Companies have recently found themselves in the spotlight and under pressure by corporate advocates to take action before the Supreme Court finalizes the opinion draft. University of Texas corporate employee law expert and Director of Advocacy at the School of Law at UT, Mike Golden said Texas pre-Roe v. Wade laws will be enacted if the ruling is officially overturned.

"From a legal perspective, the state of Texas takes the position that, when Roe v. Wade was enacted, the statutes in Texas banning abortion were simply invalidated by the Supreme Court." Golden said. "When Roe v. Wade ends, they will spring back into place."

In Texas, if Roe v. Wade was revoked, abortion bans would go into effect 30 days after the overturn because of its "trigger law," which was passed by the Texas Legislature last year. The trigger law would make performing an abortion in Texas a crime. Doctors could face life in prison and fines up to $100,000. Texas is one of 13 states with a trigger law.

Big-name companies like Apple, Salesforce and Austin-based Bumble have already spoken out or announced changes to the healthcare benefits and policies before, during state-led efforts to restrict of ban abortions. Other companies have announced they are "reviewing" their policies.

Experts in corporate responsibility say it may be in the best interest of businesses to address reproductive rights, noting future employees – and customer bases – will pay attention.

"We're in pretty much the fiercest for employee talent that we've seen in decades," said Golden. "As a result, what you're going to see is a lot of employers put to the test of how to figure out what is the best way to retain and recruit talent when they are located in jurisdictions that are going to have more restrictive abortion laws." 

Tesla, also based in Austin, shared in its 2021 Impact Report in April that its benefits now include "travel and lodging support for those who may need to seek healthcare services unavailable in their home state." It's unclear if this policy was created in response to state-by-state abortion restrictions, but it was put in place in the company in 2021, the same year as SB8 efforts in Texas, otherwise known as the Texas Heartbeat Act.    

Golden said if companies ultimately decide to change their healthcare benefits and policies, they will keep the details broad and avoid anything specific. He said it's how companies will benefit its people and avoid offending its state governments.

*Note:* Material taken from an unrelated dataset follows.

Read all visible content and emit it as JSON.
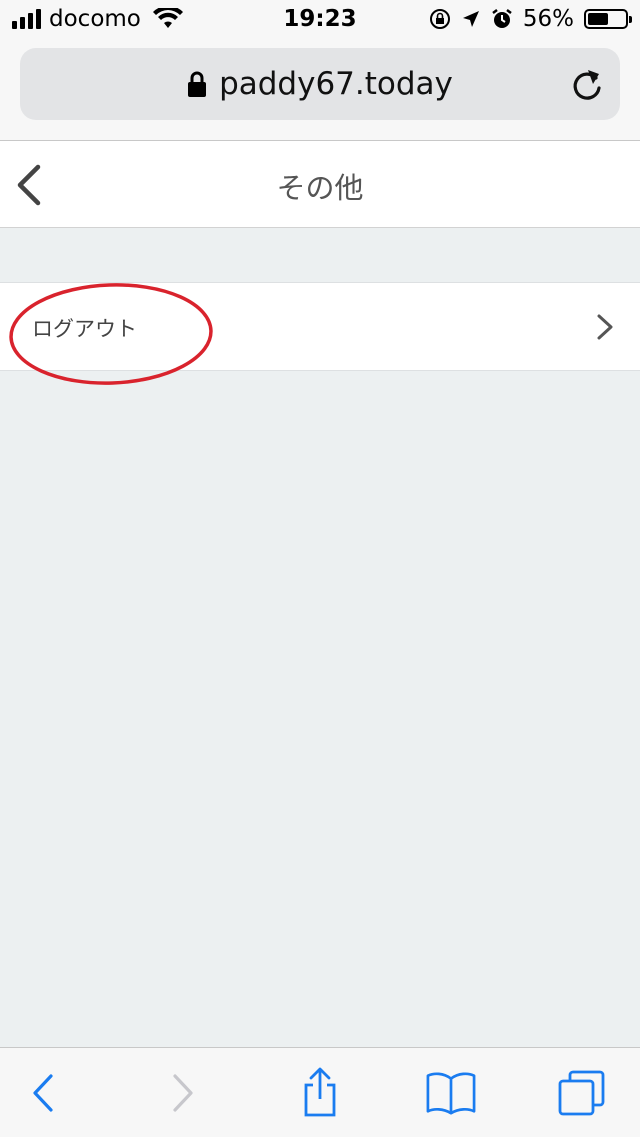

"It's a really fine line for employers to walk," said Golden. "There will be other employees who need to seek critical care elsewhere. The whole point of pushing back and doing this ... they want to make sure their employees have the ability to receive critical health services and are not denied healthcare because of where they happen to live or happen to office."

Some of America's biggest companies offering travel reimbursement and other benefits to employees in states that restrict abortion access are:

  • Amazon
  • Apple
  • Bumble
  • Citigroup
  • Chobani
  • DoorDash
  • Levi Strauss & Co.
  • Lyft
  • Microsoft
  • Salesforce
  • Starbucks
  • Tesla
  • Yelp

PEOPLE ARE ALSO READING:

Flyover from northbound I-35 to northbound US 183 will close for up to a week in June

2022 Texas primary runoff election: What you need to know before voting

Affordability issues cause Central Texans to look outside of Austin for housing

Paid Advertisement